Barclays has had some very public legal problems in recent times. Payment protection insurance mis-selling, Libor-fixing fines and claims, and claims arising from the sale of derivatives products to SMEs come to mind.

It is not alone among banks in having these issues – and on one account deserves credit for being the first to reach an agreement with regulators. Unveiling its strategic review, chief executive Antony Jenkins seeks ‘first-mover’ advantage again, claiming that by ceasing some controversial activities, the bank will acquire values that will secure its future. Banks that ‘don’t get’ that shift’s importance, he predicted, ‘will fall behind’.

Most commentators missed the importance he attached to legal and compliance matters in all this. But they are huge. The compliance function, placed with the legal department following another major reorganisation in 2004, has been taken from the general counsel’s remit and placed as a direct report to Jenkins.

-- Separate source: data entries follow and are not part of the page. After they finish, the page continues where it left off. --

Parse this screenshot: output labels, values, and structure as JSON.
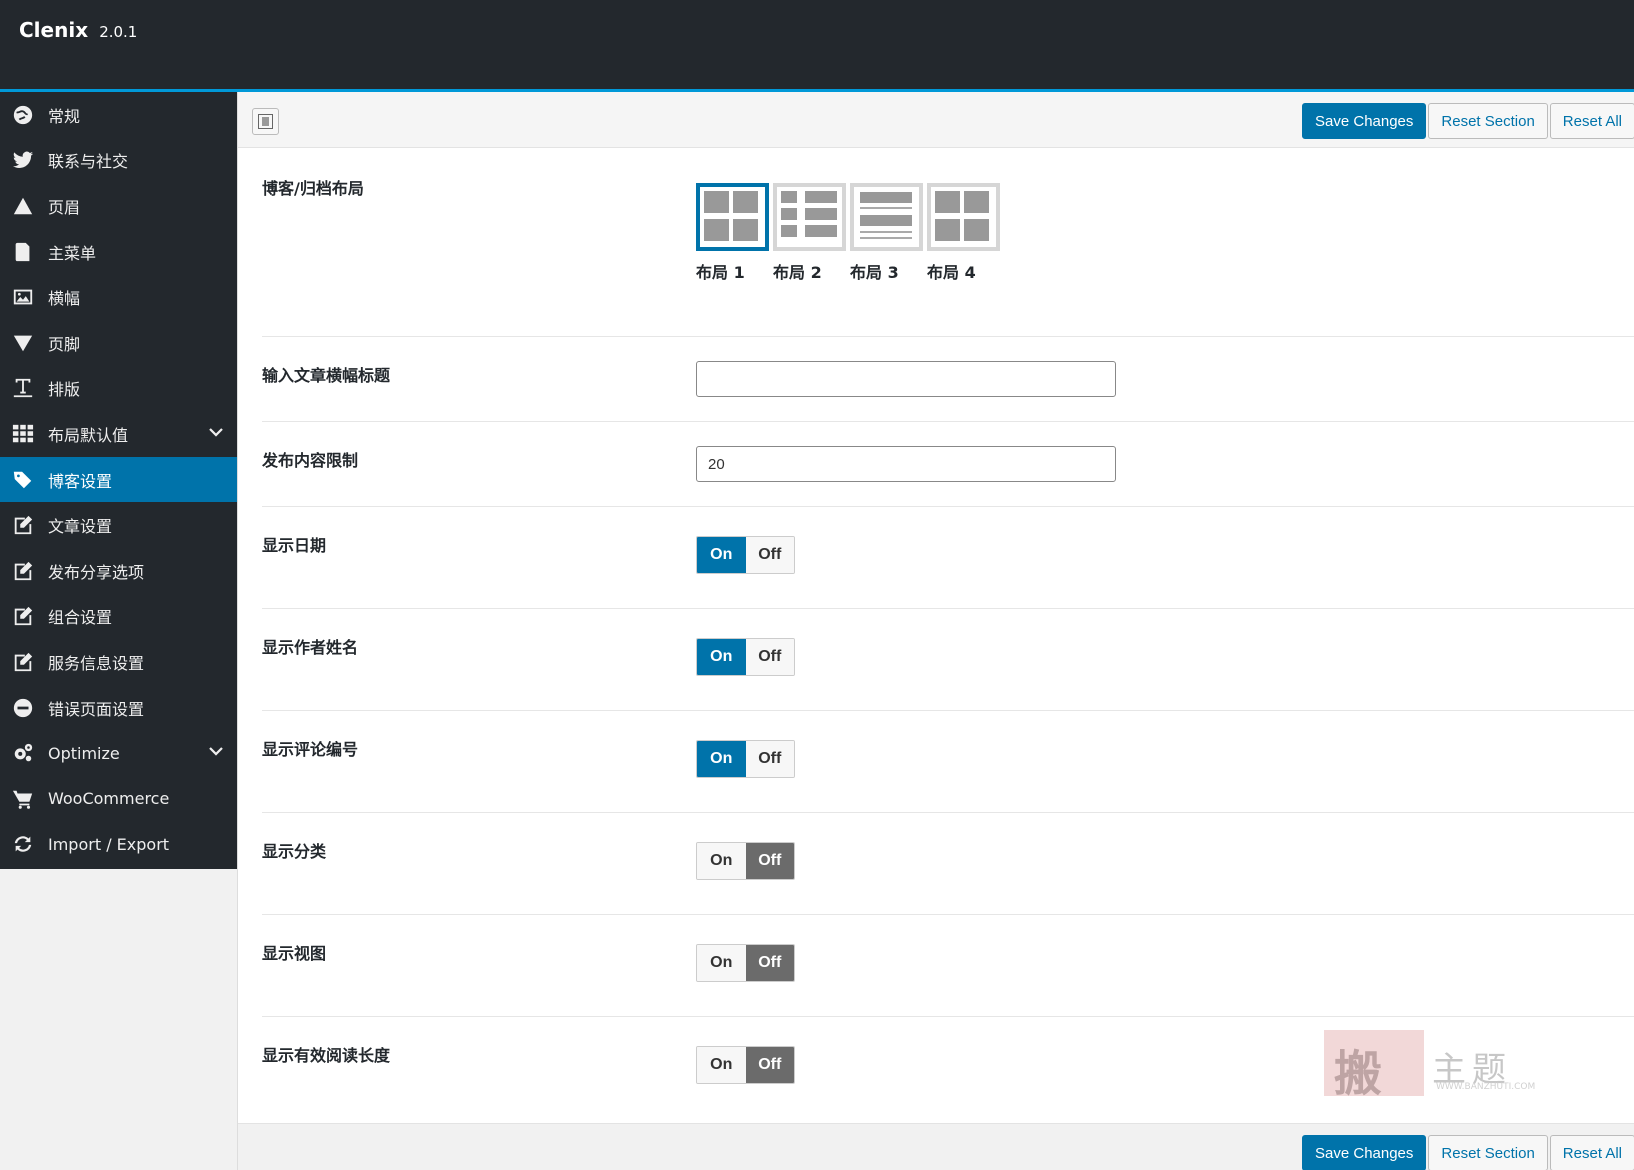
{
  "app": {
    "name": "Clenix",
    "version": "2.0.1"
  },
  "sidebar": {
    "items": [
      {
        "label": "常规",
        "icon": "globe-icon"
      },
      {
        "label": "联系与社交",
        "icon": "twitter-icon"
      },
      {
        "label": "页眉",
        "icon": "triangle-up-icon"
      },
      {
        "label": "主菜单",
        "icon": "book-icon"
      },
      {
        "label": "横幅",
        "icon": "image-icon"
      },
      {
        "label": "页脚",
        "icon": "triangle-down-icon"
      },
      {
        "label": "排版",
        "icon": "text-cursor-icon"
      },
      {
        "label": "布局默认值",
        "icon": "grid-icon",
        "expandable": true
      },
      {
        "label": "博客设置",
        "icon": "tags-icon",
        "active": true
      },
      {
        "label": "文章设置",
        "icon": "edit-icon"
      },
      {
        "label": "发布分享选项",
        "icon": "edit-icon"
      },
      {
        "label": "组合设置",
        "icon": "edit-icon"
      },
      {
        "label": "服务信息设置",
        "icon": "edit-icon"
      },
      {
        "label": "错误页面设置",
        "icon": "minus-circle-icon"
      },
      {
        "label": "Optimize",
        "icon": "gears-icon",
        "expandable": true
      },
      {
        "label": "WooCommerce",
        "icon": "cart-icon"
      },
      {
        "label": "Import / Export",
        "icon": "refresh-icon"
      }
    ]
  },
  "toolbar": {
    "save_label": "Save Changes",
    "reset_section_label": "Reset Section",
    "reset_all_label": "Reset All"
  },
  "fields": {
    "blog_layout": {
      "label": "博客/归档布局",
      "options": [
        "布局 1",
        "布局 2",
        "布局 3",
        "布局 4"
      ],
      "selected": "布局 1"
    },
    "banner_title": {
      "label": "输入文章横幅标题",
      "value": ""
    },
    "excerpt_limit": {
      "label": "发布内容限制",
      "value": "20"
    },
    "switch_on_label": "On",
    "switch_off_label": "Off",
    "toggles": [
      {
        "label": "显示日期",
        "state": "on"
      },
      {
        "label": "显示作者姓名",
        "state": "on"
      },
      {
        "label": "显示评论编号",
        "state": "on"
      },
      {
        "label": "显示分类",
        "state": "off"
      },
      {
        "label": "显示视图",
        "state": "off"
      },
      {
        "label": "显示有效阅读长度",
        "state": "off"
      }
    ]
  },
  "watermark": {
    "text": "搬主题",
    "url_text": "WWW.BANZHUTI.COM"
  },
  "colors": {
    "accent": "#0073aa",
    "header_bg": "#23282d",
    "header_border": "#0099d8",
    "off_bg": "#6b6b6b"
  }
}
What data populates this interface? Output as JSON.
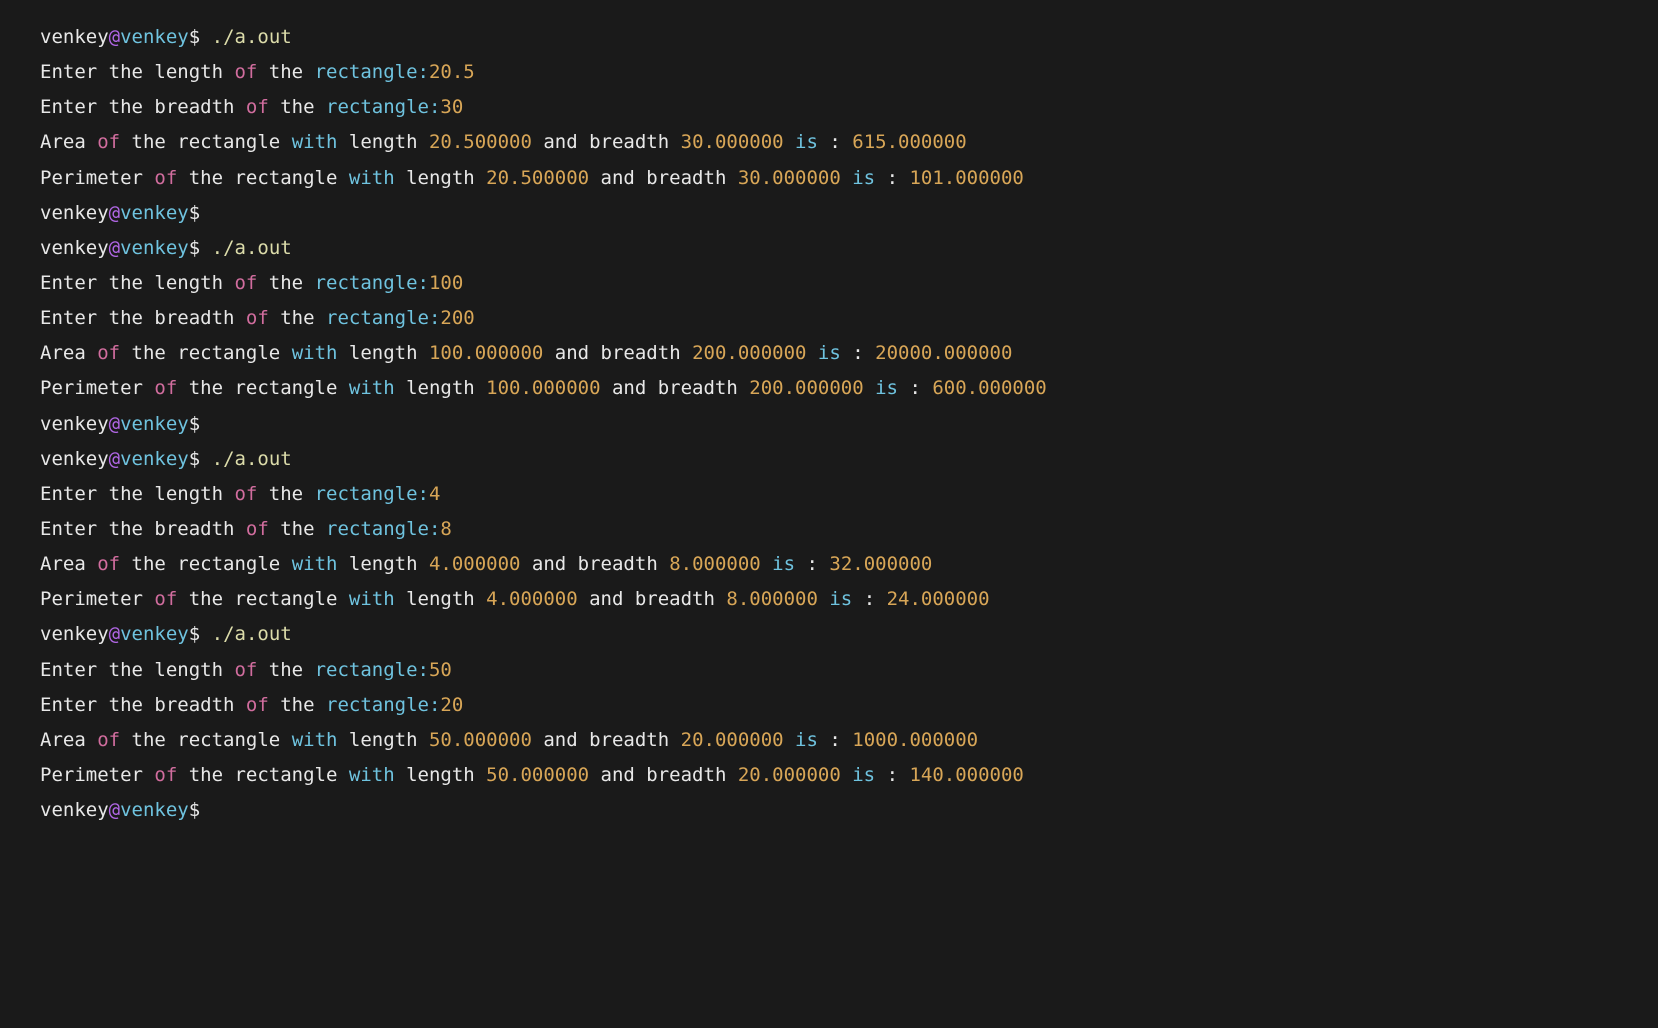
{
  "prompt": {
    "user": "venkey",
    "at": "@",
    "host": "venkey",
    "dollar": "$",
    "cmd": "./a.out"
  },
  "words": {
    "enter_the": "Enter the",
    "length": "length",
    "breadth": "breadth",
    "of": "of",
    "the": "the",
    "rectangle": "rectangle:",
    "area": "Area",
    "perimeter": "Perimeter",
    "rectangle2": "rectangle",
    "with": "with",
    "and": "and",
    "is": "is",
    "colon_sp": " : "
  },
  "runs": [
    {
      "length_in": "20.5",
      "breadth_in": "30",
      "length_val": "20.500000",
      "breadth_val": "30.000000",
      "area": "615.000000",
      "perimeter": "101.000000",
      "empty_prompt_after": true
    },
    {
      "length_in": "100",
      "breadth_in": "200",
      "length_val": "100.000000",
      "breadth_val": "200.000000",
      "area": "20000.000000",
      "perimeter": "600.000000",
      "empty_prompt_after": true
    },
    {
      "length_in": "4",
      "breadth_in": "8",
      "length_val": "4.000000",
      "breadth_val": "8.000000",
      "area": "32.000000",
      "perimeter": "24.000000",
      "empty_prompt_after": false
    },
    {
      "length_in": "50",
      "breadth_in": "20",
      "length_val": "50.000000",
      "breadth_val": "20.000000",
      "area": "1000.000000",
      "perimeter": "140.000000",
      "empty_prompt_after": false
    }
  ]
}
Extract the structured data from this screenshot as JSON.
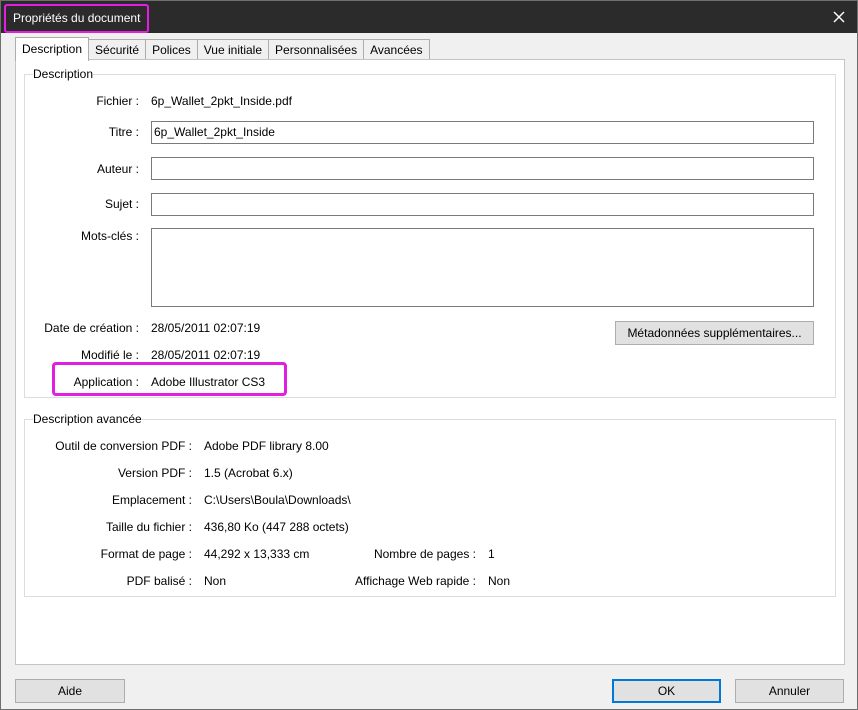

Given the admitted control deficit that sits behind some of the bank’s problems, that may reflect a belief that the arrangement was not fit for purpose. But for the lawyer who replaces outgoing GC Mark Harding, this divestment should be liberating.

Regulators have increasingly placed demands on in-house counsel that put them in the position not of trusted adviser, but of a ‘control function’ – an increasingly conflicted extension of the regulator’s staff.Barclays lawyers will not fully shake those responsibilities. But whatever its motive, this move does look helpful.